_What this task involves_
The required result is a copy of each line below in which "more" appears.

Dataset rows describing interfaces
= Beginning of Section =
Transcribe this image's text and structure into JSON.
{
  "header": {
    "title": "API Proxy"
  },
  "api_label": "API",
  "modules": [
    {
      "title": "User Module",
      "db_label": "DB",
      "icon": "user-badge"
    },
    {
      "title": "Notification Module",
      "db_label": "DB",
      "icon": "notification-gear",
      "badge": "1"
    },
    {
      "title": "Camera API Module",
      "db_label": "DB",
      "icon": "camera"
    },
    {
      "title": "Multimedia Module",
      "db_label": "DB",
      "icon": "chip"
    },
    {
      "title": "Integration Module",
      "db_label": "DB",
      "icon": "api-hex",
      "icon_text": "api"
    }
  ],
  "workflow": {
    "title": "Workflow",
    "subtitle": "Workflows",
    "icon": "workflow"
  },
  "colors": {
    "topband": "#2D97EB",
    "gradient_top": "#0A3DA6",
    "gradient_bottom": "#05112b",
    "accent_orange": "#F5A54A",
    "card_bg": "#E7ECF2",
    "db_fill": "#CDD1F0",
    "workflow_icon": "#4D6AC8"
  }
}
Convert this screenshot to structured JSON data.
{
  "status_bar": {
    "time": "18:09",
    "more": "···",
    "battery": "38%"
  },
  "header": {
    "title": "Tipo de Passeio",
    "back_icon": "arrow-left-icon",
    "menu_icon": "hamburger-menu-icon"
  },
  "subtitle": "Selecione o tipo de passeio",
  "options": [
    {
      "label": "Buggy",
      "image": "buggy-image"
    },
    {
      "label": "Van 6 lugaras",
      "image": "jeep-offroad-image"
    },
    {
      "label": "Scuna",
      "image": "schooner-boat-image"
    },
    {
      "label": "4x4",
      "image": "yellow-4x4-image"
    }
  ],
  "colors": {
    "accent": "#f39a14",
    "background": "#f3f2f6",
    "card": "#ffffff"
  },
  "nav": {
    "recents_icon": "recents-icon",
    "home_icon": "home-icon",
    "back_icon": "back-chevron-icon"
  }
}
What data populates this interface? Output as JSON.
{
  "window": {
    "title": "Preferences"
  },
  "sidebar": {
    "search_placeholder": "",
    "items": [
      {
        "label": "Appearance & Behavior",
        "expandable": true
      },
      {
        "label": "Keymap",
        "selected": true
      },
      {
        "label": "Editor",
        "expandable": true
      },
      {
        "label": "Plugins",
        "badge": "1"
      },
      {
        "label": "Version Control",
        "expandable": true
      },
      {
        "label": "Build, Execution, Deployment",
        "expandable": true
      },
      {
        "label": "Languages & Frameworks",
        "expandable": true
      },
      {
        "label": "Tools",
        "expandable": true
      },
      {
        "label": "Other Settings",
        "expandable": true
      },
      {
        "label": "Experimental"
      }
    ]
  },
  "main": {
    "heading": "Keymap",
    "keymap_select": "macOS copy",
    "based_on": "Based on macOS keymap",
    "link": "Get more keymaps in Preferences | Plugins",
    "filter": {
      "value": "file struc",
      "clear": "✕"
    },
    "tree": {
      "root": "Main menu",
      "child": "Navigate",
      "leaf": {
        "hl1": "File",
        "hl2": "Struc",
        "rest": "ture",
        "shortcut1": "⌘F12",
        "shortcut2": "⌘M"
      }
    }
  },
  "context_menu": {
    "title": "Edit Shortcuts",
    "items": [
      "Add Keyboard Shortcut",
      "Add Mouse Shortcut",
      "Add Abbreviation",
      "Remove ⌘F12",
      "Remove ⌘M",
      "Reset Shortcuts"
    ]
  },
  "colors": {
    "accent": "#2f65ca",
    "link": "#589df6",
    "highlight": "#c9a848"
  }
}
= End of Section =
_Answer to this exercise_
    "more": "···",
    "link": "Get more keymaps in Preferences | Plugins",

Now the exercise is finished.